SOURCE RECORDS =>

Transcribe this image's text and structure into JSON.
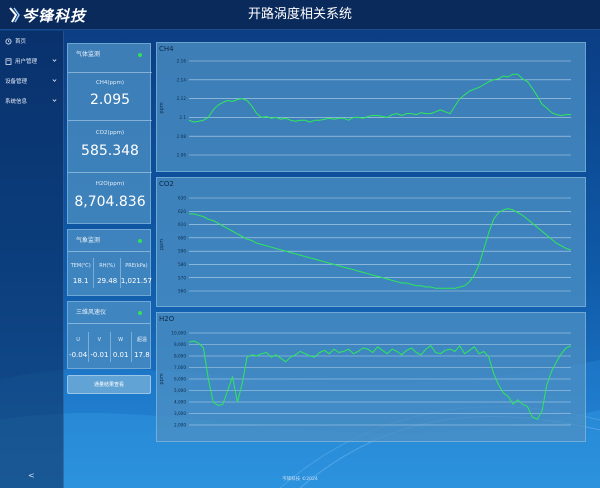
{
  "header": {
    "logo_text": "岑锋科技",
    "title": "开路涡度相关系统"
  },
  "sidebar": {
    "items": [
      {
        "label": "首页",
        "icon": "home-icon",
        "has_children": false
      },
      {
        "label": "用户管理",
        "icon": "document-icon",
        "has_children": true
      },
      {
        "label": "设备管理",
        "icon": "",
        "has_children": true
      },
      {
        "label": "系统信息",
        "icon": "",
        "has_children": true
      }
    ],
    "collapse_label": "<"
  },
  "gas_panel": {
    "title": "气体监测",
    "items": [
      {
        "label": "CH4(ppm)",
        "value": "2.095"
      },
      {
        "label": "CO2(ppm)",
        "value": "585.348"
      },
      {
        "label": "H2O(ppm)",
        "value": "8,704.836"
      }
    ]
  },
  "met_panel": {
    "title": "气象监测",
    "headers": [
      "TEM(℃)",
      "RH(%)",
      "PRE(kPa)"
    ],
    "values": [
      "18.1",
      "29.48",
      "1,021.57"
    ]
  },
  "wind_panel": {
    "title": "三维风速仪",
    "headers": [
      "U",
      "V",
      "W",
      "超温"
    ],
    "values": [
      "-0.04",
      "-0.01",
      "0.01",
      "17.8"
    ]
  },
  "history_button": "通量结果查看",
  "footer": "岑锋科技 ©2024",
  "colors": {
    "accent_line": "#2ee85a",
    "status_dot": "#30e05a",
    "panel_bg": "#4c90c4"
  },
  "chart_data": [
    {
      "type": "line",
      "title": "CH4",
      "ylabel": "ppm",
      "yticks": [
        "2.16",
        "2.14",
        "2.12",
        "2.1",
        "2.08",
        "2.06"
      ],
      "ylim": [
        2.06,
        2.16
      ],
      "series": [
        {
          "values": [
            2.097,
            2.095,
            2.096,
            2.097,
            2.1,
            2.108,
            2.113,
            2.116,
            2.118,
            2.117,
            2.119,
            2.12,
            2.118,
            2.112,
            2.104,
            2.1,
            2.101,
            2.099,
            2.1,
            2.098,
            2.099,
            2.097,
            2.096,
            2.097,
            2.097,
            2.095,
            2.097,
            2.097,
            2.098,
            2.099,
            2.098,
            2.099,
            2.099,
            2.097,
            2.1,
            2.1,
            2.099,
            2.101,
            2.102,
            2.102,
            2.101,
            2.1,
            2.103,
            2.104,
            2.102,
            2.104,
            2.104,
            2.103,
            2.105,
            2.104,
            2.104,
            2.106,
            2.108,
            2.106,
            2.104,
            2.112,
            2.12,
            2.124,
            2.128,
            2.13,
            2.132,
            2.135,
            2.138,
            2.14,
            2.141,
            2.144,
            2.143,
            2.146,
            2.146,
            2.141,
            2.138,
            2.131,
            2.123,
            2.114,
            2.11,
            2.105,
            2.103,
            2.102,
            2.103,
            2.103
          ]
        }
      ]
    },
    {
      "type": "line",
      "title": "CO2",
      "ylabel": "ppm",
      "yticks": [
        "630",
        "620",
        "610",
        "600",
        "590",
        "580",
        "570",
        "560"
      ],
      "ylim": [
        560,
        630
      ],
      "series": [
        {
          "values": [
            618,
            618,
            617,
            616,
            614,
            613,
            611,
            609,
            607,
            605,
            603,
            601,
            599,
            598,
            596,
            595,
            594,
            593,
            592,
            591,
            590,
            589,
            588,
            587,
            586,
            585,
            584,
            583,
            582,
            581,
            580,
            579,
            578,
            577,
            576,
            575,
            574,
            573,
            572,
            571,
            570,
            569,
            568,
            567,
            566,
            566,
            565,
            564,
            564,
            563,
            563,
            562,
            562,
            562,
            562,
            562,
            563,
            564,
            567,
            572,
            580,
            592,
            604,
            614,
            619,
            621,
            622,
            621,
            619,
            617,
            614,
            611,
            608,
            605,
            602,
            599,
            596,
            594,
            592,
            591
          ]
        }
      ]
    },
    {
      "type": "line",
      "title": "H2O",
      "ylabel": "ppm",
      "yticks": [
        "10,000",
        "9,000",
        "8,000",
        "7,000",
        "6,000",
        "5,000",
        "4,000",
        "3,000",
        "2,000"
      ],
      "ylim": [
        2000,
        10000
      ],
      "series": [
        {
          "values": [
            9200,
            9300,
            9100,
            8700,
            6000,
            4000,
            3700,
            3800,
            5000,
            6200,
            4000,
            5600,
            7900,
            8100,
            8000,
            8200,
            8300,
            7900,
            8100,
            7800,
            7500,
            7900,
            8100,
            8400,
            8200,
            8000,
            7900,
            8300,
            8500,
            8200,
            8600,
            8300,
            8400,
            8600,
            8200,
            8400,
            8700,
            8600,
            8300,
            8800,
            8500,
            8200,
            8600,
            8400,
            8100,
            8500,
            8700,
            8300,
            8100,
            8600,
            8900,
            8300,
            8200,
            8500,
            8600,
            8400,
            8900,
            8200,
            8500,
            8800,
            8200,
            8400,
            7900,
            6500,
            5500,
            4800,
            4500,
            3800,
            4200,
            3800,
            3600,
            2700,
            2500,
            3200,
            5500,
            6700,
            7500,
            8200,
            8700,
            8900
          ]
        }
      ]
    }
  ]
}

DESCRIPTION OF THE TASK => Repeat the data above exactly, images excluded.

RESPONSE TO THE EXERCISE =>
Transcribe this image's text and structure into JSON.
{
  "header": {
    "logo_text": "岑锋科技",
    "title": "开路涡度相关系统"
  },
  "sidebar": {
    "items": [
      {
        "label": "首页",
        "icon": "home-icon",
        "has_children": false
      },
      {
        "label": "用户管理",
        "icon": "document-icon",
        "has_children": true
      },
      {
        "label": "设备管理",
        "icon": "",
        "has_children": true
      },
      {
        "label": "系统信息",
        "icon": "",
        "has_children": true
      }
    ],
    "collapse_label": "<"
  },
  "gas_panel": {
    "title": "气体监测",
    "items": [
      {
        "label": "CH4(ppm)",
        "value": "2.095"
      },
      {
        "label": "CO2(ppm)",
        "value": "585.348"
      },
      {
        "label": "H2O(ppm)",
        "value": "8,704.836"
      }
    ]
  },
  "met_panel": {
    "title": "气象监测",
    "headers": [
      "TEM(℃)",
      "RH(%)",
      "PRE(kPa)"
    ],
    "values": [
      "18.1",
      "29.48",
      "1,021.57"
    ]
  },
  "wind_panel": {
    "title": "三维风速仪",
    "headers": [
      "U",
      "V",
      "W",
      "超温"
    ],
    "values": [
      "-0.04",
      "-0.01",
      "0.01",
      "17.8"
    ]
  },
  "history_button": "通量结果查看",
  "footer": "岑锋科技 ©2024",
  "colors": {
    "accent_line": "#2ee85a",
    "status_dot": "#30e05a",
    "panel_bg": "#4c90c4"
  },
  "chart_data": [
    {
      "type": "line",
      "title": "CH4",
      "ylabel": "ppm",
      "yticks": [
        "2.16",
        "2.14",
        "2.12",
        "2.1",
        "2.08",
        "2.06"
      ],
      "ylim": [
        2.06,
        2.16
      ],
      "series": [
        {
          "values": [
            2.097,
            2.095,
            2.096,
            2.097,
            2.1,
            2.108,
            2.113,
            2.116,
            2.118,
            2.117,
            2.119,
            2.12,
            2.118,
            2.112,
            2.104,
            2.1,
            2.101,
            2.099,
            2.1,
            2.098,
            2.099,
            2.097,
            2.096,
            2.097,
            2.097,
            2.095,
            2.097,
            2.097,
            2.098,
            2.099,
            2.098,
            2.099,
            2.099,
            2.097,
            2.1,
            2.1,
            2.099,
            2.101,
            2.102,
            2.102,
            2.101,
            2.1,
            2.103,
            2.104,
            2.102,
            2.104,
            2.104,
            2.103,
            2.105,
            2.104,
            2.104,
            2.106,
            2.108,
            2.106,
            2.104,
            2.112,
            2.12,
            2.124,
            2.128,
            2.13,
            2.132,
            2.135,
            2.138,
            2.14,
            2.141,
            2.144,
            2.143,
            2.146,
            2.146,
            2.141,
            2.138,
            2.131,
            2.123,
            2.114,
            2.11,
            2.105,
            2.103,
            2.102,
            2.103,
            2.103
          ]
        }
      ]
    },
    {
      "type": "line",
      "title": "CO2",
      "ylabel": "ppm",
      "yticks": [
        "630",
        "620",
        "610",
        "600",
        "590",
        "580",
        "570",
        "560"
      ],
      "ylim": [
        560,
        630
      ],
      "series": [
        {
          "values": [
            618,
            618,
            617,
            616,
            614,
            613,
            611,
            609,
            607,
            605,
            603,
            601,
            599,
            598,
            596,
            595,
            594,
            593,
            592,
            591,
            590,
            589,
            588,
            587,
            586,
            585,
            584,
            583,
            582,
            581,
            580,
            579,
            578,
            577,
            576,
            575,
            574,
            573,
            572,
            571,
            570,
            569,
            568,
            567,
            566,
            566,
            565,
            564,
            564,
            563,
            563,
            562,
            562,
            562,
            562,
            562,
            563,
            564,
            567,
            572,
            580,
            592,
            604,
            614,
            619,
            621,
            622,
            621,
            619,
            617,
            614,
            611,
            608,
            605,
            602,
            599,
            596,
            594,
            592,
            591
          ]
        }
      ]
    },
    {
      "type": "line",
      "title": "H2O",
      "ylabel": "ppm",
      "yticks": [
        "10,000",
        "9,000",
        "8,000",
        "7,000",
        "6,000",
        "5,000",
        "4,000",
        "3,000",
        "2,000"
      ],
      "ylim": [
        2000,
        10000
      ],
      "series": [
        {
          "values": [
            9200,
            9300,
            9100,
            8700,
            6000,
            4000,
            3700,
            3800,
            5000,
            6200,
            4000,
            5600,
            7900,
            8100,
            8000,
            8200,
            8300,
            7900,
            8100,
            7800,
            7500,
            7900,
            8100,
            8400,
            8200,
            8000,
            7900,
            8300,
            8500,
            8200,
            8600,
            8300,
            8400,
            8600,
            8200,
            8400,
            8700,
            8600,
            8300,
            8800,
            8500,
            8200,
            8600,
            8400,
            8100,
            8500,
            8700,
            8300,
            8100,
            8600,
            8900,
            8300,
            8200,
            8500,
            8600,
            8400,
            8900,
            8200,
            8500,
            8800,
            8200,
            8400,
            7900,
            6500,
            5500,
            4800,
            4500,
            3800,
            4200,
            3800,
            3600,
            2700,
            2500,
            3200,
            5500,
            6700,
            7500,
            8200,
            8700,
            8900
          ]
        }
      ]
    }
  ]
}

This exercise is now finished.